In a 2011 opinion, Judge Alley ruled that a debtor who filed a Chapter 13 Bankruptcy Plan to be funded from profits derived from the cultivation and sale of medical marijuana could not be confirmed as such business activities were illegal under federal law. See In re McGinnis, 453 B.R. 770 (Bankr. D. Or. 2011). A recent Ninth Circuit decision, however, casts doubt on the continued validity of that case.
In Garvin v. Cook Investments, ___ F.3d ___ (9th Cir. 2019), a Chapter 11 debtor leased property to a company to be used exclusively as a marijuana establishment. Despite the fact that debtor’s proposed plan of reorganization proposed to pay all creditors in full, the U.S. Trustee objected to the Debtor’s proposed plan, pursuant to 11 U.S.C §1129(a)(3), which requires that a plan be “proposed in good faith and not by any means forbidden by law.” Notwithstanding the fact that many states have legalized marijuana, its cultivation and use remains illegal under federal law. See 21 U.S.C. §812 et. seq. The Bankruptcy Court confirmed debtor’s plan; the U.S. Trustee appealed.

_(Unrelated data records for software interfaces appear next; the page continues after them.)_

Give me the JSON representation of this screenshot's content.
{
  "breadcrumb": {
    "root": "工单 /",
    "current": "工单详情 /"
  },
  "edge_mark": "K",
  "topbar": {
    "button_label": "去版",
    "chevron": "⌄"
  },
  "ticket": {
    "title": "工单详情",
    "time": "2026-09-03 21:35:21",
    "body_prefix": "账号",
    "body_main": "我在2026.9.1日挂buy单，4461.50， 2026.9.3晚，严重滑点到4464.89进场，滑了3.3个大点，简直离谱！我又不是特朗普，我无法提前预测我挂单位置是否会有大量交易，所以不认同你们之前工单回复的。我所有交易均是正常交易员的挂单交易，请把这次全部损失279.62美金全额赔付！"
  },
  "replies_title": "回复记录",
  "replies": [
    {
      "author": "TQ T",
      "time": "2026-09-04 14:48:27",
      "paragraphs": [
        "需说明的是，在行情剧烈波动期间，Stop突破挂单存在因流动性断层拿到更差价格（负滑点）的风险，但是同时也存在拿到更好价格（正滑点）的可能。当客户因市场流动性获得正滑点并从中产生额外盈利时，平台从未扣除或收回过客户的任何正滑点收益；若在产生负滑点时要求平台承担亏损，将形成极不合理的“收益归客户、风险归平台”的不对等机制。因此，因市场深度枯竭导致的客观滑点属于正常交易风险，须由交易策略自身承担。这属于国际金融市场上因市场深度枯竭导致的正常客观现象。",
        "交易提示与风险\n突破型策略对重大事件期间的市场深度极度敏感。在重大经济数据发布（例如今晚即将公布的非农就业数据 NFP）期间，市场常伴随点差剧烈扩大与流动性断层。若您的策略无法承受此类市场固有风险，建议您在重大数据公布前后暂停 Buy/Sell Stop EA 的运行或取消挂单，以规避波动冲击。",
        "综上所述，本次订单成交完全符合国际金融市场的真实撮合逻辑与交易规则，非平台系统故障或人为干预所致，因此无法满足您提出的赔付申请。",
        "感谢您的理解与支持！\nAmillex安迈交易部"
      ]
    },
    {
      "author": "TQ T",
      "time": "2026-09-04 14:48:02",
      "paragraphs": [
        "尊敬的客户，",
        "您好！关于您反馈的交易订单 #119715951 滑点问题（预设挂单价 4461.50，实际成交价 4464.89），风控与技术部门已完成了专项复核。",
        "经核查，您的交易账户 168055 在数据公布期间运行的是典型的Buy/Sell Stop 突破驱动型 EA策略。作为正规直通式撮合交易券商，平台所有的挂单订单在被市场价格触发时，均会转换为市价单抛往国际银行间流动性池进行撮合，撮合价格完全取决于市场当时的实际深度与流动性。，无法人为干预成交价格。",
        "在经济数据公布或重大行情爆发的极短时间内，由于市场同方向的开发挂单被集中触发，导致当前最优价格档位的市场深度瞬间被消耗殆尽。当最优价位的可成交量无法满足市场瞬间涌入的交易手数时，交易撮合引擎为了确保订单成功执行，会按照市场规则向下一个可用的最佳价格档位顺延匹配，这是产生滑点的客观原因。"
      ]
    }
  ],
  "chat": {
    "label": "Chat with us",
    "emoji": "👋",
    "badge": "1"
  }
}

The issue before the Ninth Circuit was whether was whether §1129(a)(3) forbids confirmation of a plan that is proposed in an unlawful manner as opposed to a plan with substantive provisions that depend on illegality. In affirming the Bankruptcy Court, the Ninth Circuit focused on the precise language of the statute, which requires that a plan be proposed in good faith, and not by any means forbidden by law. In essence, the Ninth Circuit made a distinction between the proposal of the plan (i.e., did it comply with the requirements of the Bankruptcy Code?) as opposed to the substantive provisions of the plan.

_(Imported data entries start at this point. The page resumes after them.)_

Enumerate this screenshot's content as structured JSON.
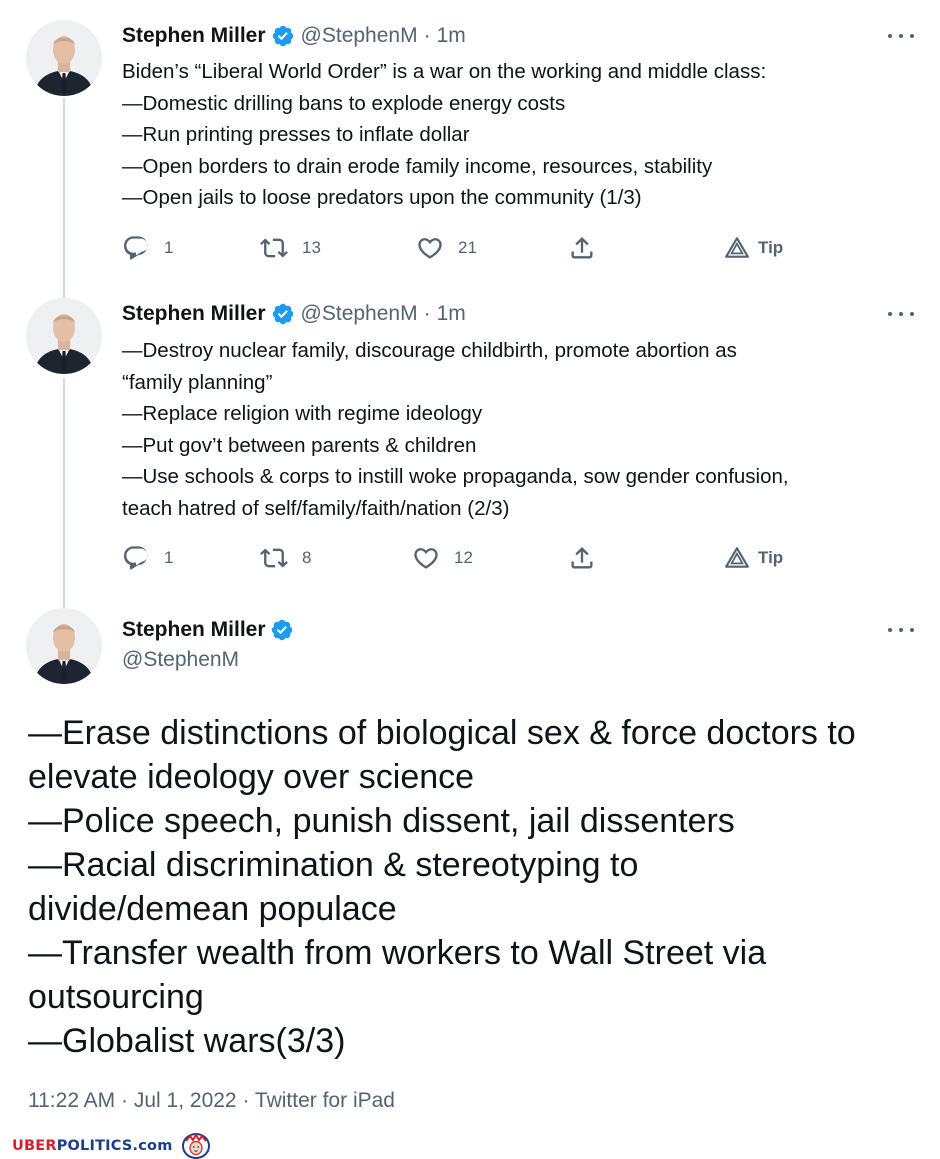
{
  "tweets": [
    {
      "author": "Stephen Miller",
      "handle": "@StephenM",
      "separator": "·",
      "time": "1m",
      "lines": [
        "Biden’s “Liberal World Order” is a war on the working and middle class:",
        "—Domestic drilling bans to explode energy costs",
        "—Run printing presses to inflate dollar",
        "—Open borders to drain erode family income, resources, stability",
        "—Open jails to loose predators upon the community (1/3)"
      ],
      "replies": "1",
      "retweets": "13",
      "likes": "21",
      "tip_label": "Tip"
    },
    {
      "author": "Stephen Miller",
      "handle": "@StephenM",
      "separator": "·",
      "time": "1m",
      "lines": [
        "—Destroy nuclear family, discourage childbirth, promote abortion as",
        "“family planning”",
        "—Replace religion with regime ideology",
        "—Put gov’t between parents & children",
        "—Use schools & corps to instill woke propaganda, sow gender confusion,",
        "teach hatred of self/family/faith/nation (2/3)"
      ],
      "replies": "1",
      "retweets": "8",
      "likes": "12",
      "tip_label": "Tip"
    }
  ],
  "main_tweet": {
    "author": "Stephen Miller",
    "handle": "@StephenM",
    "lines": [
      "—Erase distinctions of biological sex & force doctors to",
      "elevate ideology over science",
      "—Police speech, punish dissent, jail dissenters",
      "—Racial discrimination & stereotyping to",
      "divide/demean populace",
      "—Transfer wealth from workers to Wall Street via",
      "outsourcing",
      "—Globalist wars(3/3)"
    ],
    "time": "11:22 AM",
    "date": "Jul 1, 2022",
    "client": "Twitter for iPad",
    "separator": "·"
  },
  "watermark": {
    "part1": "UBER",
    "part2": "POLITICS",
    "part3": ".com"
  },
  "colors": {
    "verified": "#1d9bf0",
    "secondary_text": "#536471",
    "thread_line": "#cfd9de"
  },
  "icons": [
    "reply-icon",
    "retweet-icon",
    "like-icon",
    "share-icon",
    "tip-icon",
    "verified-badge-icon",
    "more-icon",
    "lion-logo-icon"
  ]
}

To be certain, the Ninth Circuit did note that “confirmation of a plan does not insulate debtors from prosecution for criminal activity, even if that activity is part of the plan itself.” Bankruptcy judges, however, are not to be making decisions on the legality of debtors’ business operations, “gratuitously seeking out possible ‘illegalities’ in every plan.”
This post is intended to be purely informational in nature, and cannot be considered legal advice. If you have questions related to bankruptcy, please call our office at (503) 545-1061 (Portland bankruptcy) or (541) 972-3351 (Eugene bankruptcy) to schedule a free initial consultation.